-- Instructions to follow --
Copy the records below exactly as they are written.

***** Information given

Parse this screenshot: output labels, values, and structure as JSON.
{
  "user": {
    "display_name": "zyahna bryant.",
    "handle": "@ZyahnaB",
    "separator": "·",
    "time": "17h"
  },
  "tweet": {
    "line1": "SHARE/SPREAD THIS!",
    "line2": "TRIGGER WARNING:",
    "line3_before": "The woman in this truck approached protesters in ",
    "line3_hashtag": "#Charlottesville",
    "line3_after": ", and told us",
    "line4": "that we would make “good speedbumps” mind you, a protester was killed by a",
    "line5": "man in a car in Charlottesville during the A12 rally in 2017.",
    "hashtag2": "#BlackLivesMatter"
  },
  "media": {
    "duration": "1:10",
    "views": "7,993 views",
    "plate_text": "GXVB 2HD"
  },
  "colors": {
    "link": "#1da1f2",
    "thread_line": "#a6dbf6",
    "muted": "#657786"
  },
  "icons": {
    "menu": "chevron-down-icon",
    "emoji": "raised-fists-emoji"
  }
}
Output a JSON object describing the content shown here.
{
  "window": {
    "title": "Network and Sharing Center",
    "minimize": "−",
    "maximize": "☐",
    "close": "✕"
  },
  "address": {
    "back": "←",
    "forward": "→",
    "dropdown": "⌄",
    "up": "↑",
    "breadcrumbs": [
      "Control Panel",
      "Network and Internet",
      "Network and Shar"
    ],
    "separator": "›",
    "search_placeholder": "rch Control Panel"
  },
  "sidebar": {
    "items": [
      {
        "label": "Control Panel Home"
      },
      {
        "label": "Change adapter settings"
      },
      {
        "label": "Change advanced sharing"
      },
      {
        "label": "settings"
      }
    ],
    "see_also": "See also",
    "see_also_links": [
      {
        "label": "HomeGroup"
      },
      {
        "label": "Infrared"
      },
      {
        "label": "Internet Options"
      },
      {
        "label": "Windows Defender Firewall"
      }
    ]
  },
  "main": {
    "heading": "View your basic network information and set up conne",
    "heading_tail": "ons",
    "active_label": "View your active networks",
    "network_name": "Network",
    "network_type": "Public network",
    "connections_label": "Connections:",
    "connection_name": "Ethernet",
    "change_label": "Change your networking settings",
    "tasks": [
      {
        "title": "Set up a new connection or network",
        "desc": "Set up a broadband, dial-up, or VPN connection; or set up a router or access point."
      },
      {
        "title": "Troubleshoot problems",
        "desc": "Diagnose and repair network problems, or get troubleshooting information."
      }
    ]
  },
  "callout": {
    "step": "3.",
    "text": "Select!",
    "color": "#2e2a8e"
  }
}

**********

-- Solution to this task --
Parse this screenshot: output labels, values, and structure as JSON.
{
  "user": {
    "display_name": "zyahna bryant.",
    "handle": "@ZyahnaB",
    "separator": "·",
    "time": "17h"
  },
  "tweet": {
    "line1": "SHARE/SPREAD THIS!",
    "line2": "TRIGGER WARNING:",
    "line3_before": "The woman in this truck approached protesters in ",
    "line3_hashtag": "#Charlottesville",
    "line3_after": ", and told us",
    "line4": "that we would make “good speedbumps” mind you, a protester was killed by a",
    "line5": "man in a car in Charlottesville during the A12 rally in 2017.",
    "hashtag2": "#BlackLivesMatter"
  },
  "media": {
    "duration": "1:10",
    "views": "7,993 views",
    "plate_text": "GXVB 2HD"
  },
  "colors": {
    "link": "#1da1f2",
    "thread_line": "#a6dbf6",
    "muted": "#657786"
  },
  "icons": {
    "menu": "chevron-down-icon",
    "emoji": "raised-fists-emoji"
  }
}
Output a JSON object describing the content shown here.
{
  "window": {
    "title": "Network and Sharing Center",
    "minimize": "−",
    "maximize": "☐",
    "close": "✕"
  },
  "address": {
    "back": "←",
    "forward": "→",
    "dropdown": "⌄",
    "up": "↑",
    "breadcrumbs": [
      "Control Panel",
      "Network and Internet",
      "Network and Shar"
    ],
    "separator": "›",
    "search_placeholder": "rch Control Panel"
  },
  "sidebar": {
    "items": [
      {
        "label": "Control Panel Home"
      },
      {
        "label": "Change adapter settings"
      },
      {
        "label": "Change advanced sharing"
      },
      {
        "label": "settings"
      }
    ],
    "see_also": "See also",
    "see_also_links": [
      {
        "label": "HomeGroup"
      },
      {
        "label": "Infrared"
      },
      {
        "label": "Internet Options"
      },
      {
        "label": "Windows Defender Firewall"
      }
    ]
  },
  "main": {
    "heading": "View your basic network information and set up conne",
    "heading_tail": "ons",
    "active_label": "View your active networks",
    "network_name": "Network",
    "network_type": "Public network",
    "connections_label": "Connections:",
    "connection_name": "Ethernet",
    "change_label": "Change your networking settings",
    "tasks": [
      {
        "title": "Set up a new connection or network",
        "desc": "Set up a broadband, dial-up, or VPN connection; or set up a router or access point."
      },
      {
        "title": "Troubleshoot problems",
        "desc": "Diagnose and repair network problems, or get troubleshooting information."
      }
    ]
  },
  "callout": {
    "step": "3.",
    "text": "Select!",
    "color": "#2e2a8e"
  }
}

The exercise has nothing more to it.